# Extracted information
------------------------------------------------------------------------

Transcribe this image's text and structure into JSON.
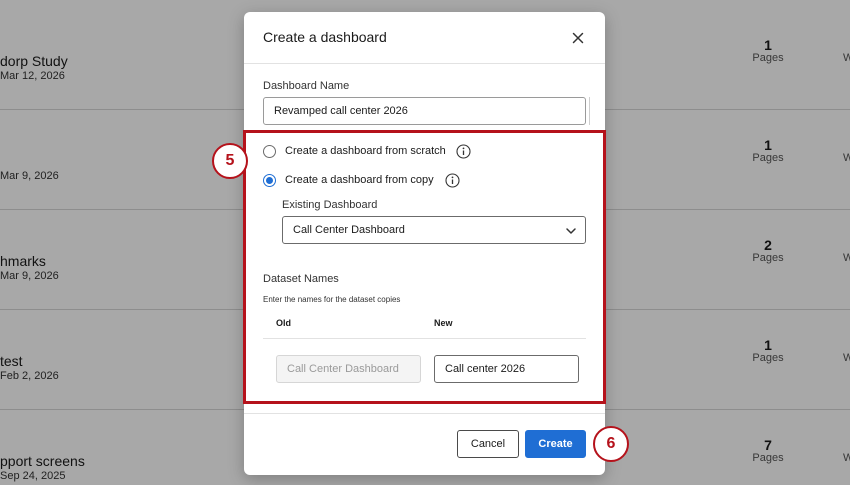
{
  "background_list": [
    {
      "title": "dorp Study",
      "date": "Mar 12, 2026",
      "count": "1",
      "pages_label": "Pages",
      "extra": "W"
    },
    {
      "title": "",
      "date": "Mar 9, 2026",
      "count": "1",
      "pages_label": "Pages",
      "extra": "W"
    },
    {
      "title": "hmarks",
      "date": "Mar 9, 2026",
      "count": "2",
      "pages_label": "Pages",
      "extra": "W"
    },
    {
      "title": "test",
      "date": "Feb 2, 2026",
      "count": "1",
      "pages_label": "Pages",
      "extra": "W"
    },
    {
      "title": "pport screens",
      "date": "Sep 24, 2025",
      "count": "7",
      "pages_label": "Pages",
      "extra": "W"
    }
  ],
  "modal": {
    "title": "Create a dashboard",
    "dashboard_name_label": "Dashboard Name",
    "dashboard_name_value": "Revamped call center 2026",
    "option_scratch": "Create a dashboard from scratch",
    "option_copy": "Create a dashboard from copy",
    "existing_dashboard_label": "Existing Dashboard",
    "existing_dashboard_value": "Call Center Dashboard",
    "dataset_names_label": "Dataset Names",
    "dataset_help": "Enter the names for the dataset copies",
    "col_old": "Old",
    "col_new": "New",
    "old_dataset_placeholder": "Call Center Dashboard",
    "new_dataset_value": "Call center 2026",
    "cancel_label": "Cancel",
    "create_label": "Create"
  },
  "annotations": {
    "step_5": "5",
    "step_6": "6",
    "highlight_color": "#b5121b"
  },
  "colors": {
    "primary": "#1f6ed4"
  }
}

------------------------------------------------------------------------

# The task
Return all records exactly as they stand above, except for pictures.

# Response to this task
Transcribe this image's text and structure into JSON.
{
  "background_list": [
    {
      "title": "dorp Study",
      "date": "Mar 12, 2026",
      "count": "1",
      "pages_label": "Pages",
      "extra": "W"
    },
    {
      "title": "",
      "date": "Mar 9, 2026",
      "count": "1",
      "pages_label": "Pages",
      "extra": "W"
    },
    {
      "title": "hmarks",
      "date": "Mar 9, 2026",
      "count": "2",
      "pages_label": "Pages",
      "extra": "W"
    },
    {
      "title": "test",
      "date": "Feb 2, 2026",
      "count": "1",
      "pages_label": "Pages",
      "extra": "W"
    },
    {
      "title": "pport screens",
      "date": "Sep 24, 2025",
      "count": "7",
      "pages_label": "Pages",
      "extra": "W"
    }
  ],
  "modal": {
    "title": "Create a dashboard",
    "dashboard_name_label": "Dashboard Name",
    "dashboard_name_value": "Revamped call center 2026",
    "option_scratch": "Create a dashboard from scratch",
    "option_copy": "Create a dashboard from copy",
    "existing_dashboard_label": "Existing Dashboard",
    "existing_dashboard_value": "Call Center Dashboard",
    "dataset_names_label": "Dataset Names",
    "dataset_help": "Enter the names for the dataset copies",
    "col_old": "Old",
    "col_new": "New",
    "old_dataset_placeholder": "Call Center Dashboard",
    "new_dataset_value": "Call center 2026",
    "cancel_label": "Cancel",
    "create_label": "Create"
  },
  "annotations": {
    "step_5": "5",
    "step_6": "6",
    "highlight_color": "#b5121b"
  },
  "colors": {
    "primary": "#1f6ed4"
  }
}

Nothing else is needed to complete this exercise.